That said, it’s best to do your due diligence when choosing a pricing model. Let’s take a closer look at the other two most common strategies and how they compare to interchange plus:

Tiered pricing

Tiered pricing is in many ways the opposite of interchange plus. It’s meant to simplify pricing by generalizing credit card processing fees into three basic tiers:

  • Qualified rates for debit cards and non-rewards cards.
  • Mid-qualified rates for standard rewards cards.
  • Non-qualified rates for premium cards and CNP transactions.

The problem with this approach is that most payments end up falling under the more expensive categories. And, because the rates are jumbled together across these tiers, it’s harder to know how much of a markup you’re paying. 

Flat pricing

Flat pricing models charge one flat processing rate for every transaction, regardless of what your customers use to pay. In other words, it doesn’t discriminate between different card types — all card payment options are priced the same way. 

Normally, this works by averaging the three tiers you’d find in a tiered pricing model and charging the result as a flat fee. Understandably, this rate is generally higher than what you would pay under a tiered plan — that is unless the bulk of your transactions come from the highest-cost tier. 

Interchange rate FAQs

We understand payment processing is an endless sea of terms and phrases. So, to help you swim ashore, we’re answering your most commonly asked questions about interchange rates below:

Do debit cards have interchange fees?

Yes — all card transactions incur interchange fees, including those made with a debit card. Fortunately, these rates are normally much lower than credit card payments because there’s a lower risk of loss for the card issuer. 

Can I avoid interchange fees?

Sadly, interchange fees are non-negotiable. All merchants, regardless of size, must pay them. However, you can offset processing costs by passing them on to your customers.

In other words, adding a credit card surcharge to each transaction tacks an additional fee onto the customer’s purchase.

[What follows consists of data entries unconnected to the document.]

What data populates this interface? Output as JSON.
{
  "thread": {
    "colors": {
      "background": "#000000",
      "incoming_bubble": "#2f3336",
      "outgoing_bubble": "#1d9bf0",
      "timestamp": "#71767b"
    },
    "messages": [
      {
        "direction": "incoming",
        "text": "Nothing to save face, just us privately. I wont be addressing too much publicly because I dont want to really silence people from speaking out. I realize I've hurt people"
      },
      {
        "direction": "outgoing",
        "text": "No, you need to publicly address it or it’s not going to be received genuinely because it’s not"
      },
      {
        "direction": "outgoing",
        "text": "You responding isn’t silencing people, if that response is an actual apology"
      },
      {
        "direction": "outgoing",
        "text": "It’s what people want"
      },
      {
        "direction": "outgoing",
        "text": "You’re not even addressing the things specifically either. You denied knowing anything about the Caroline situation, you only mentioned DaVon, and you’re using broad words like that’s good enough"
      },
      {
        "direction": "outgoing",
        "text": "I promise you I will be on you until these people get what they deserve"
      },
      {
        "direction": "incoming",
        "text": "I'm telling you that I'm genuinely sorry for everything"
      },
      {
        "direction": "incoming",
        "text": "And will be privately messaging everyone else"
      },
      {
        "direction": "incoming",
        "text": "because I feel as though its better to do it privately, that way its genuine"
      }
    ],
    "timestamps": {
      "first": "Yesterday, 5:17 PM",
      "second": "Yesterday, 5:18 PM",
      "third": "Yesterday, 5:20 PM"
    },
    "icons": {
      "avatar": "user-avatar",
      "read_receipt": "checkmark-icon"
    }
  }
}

This is a great way to maximize profitability but remember: There are strict rules when it comes to surcharging that vary by location. Always communicate surcharges to your customers to avoid costly legal repercussions. 

Is interchange plus pricing right for my business?

In truth, it depends. Interchange plus was once only available to large businesses with high sales volumes. Now, more processors are offering interchange plus pricing to small businesses.

Keep in mind that this method means your monthly credit card processing fees will vary from month to month. If you’re a smaller business and want to pay the same amount each month, a fixed rate might seem more appealing.

However, you’re more likely to save money with interchange plus as you can see the charges on your statement. And because of its transparency, companies will typically offer you a more competitive rate in the long run.

At the end of the day, the pricing structure you choose will be based on factors only you can prioritize. 
With so many options to choose from, it’s important to think about your unique needs as a business. Sekure Payment Experts helps thousands of small and medium sized businesses find the best payment processing option for them.  Give our Payment Experts a call and we’ll be happy to find the best solution to fit your needs.

Social feed


Free access to our industry leading information to help you make informed decisions for your business.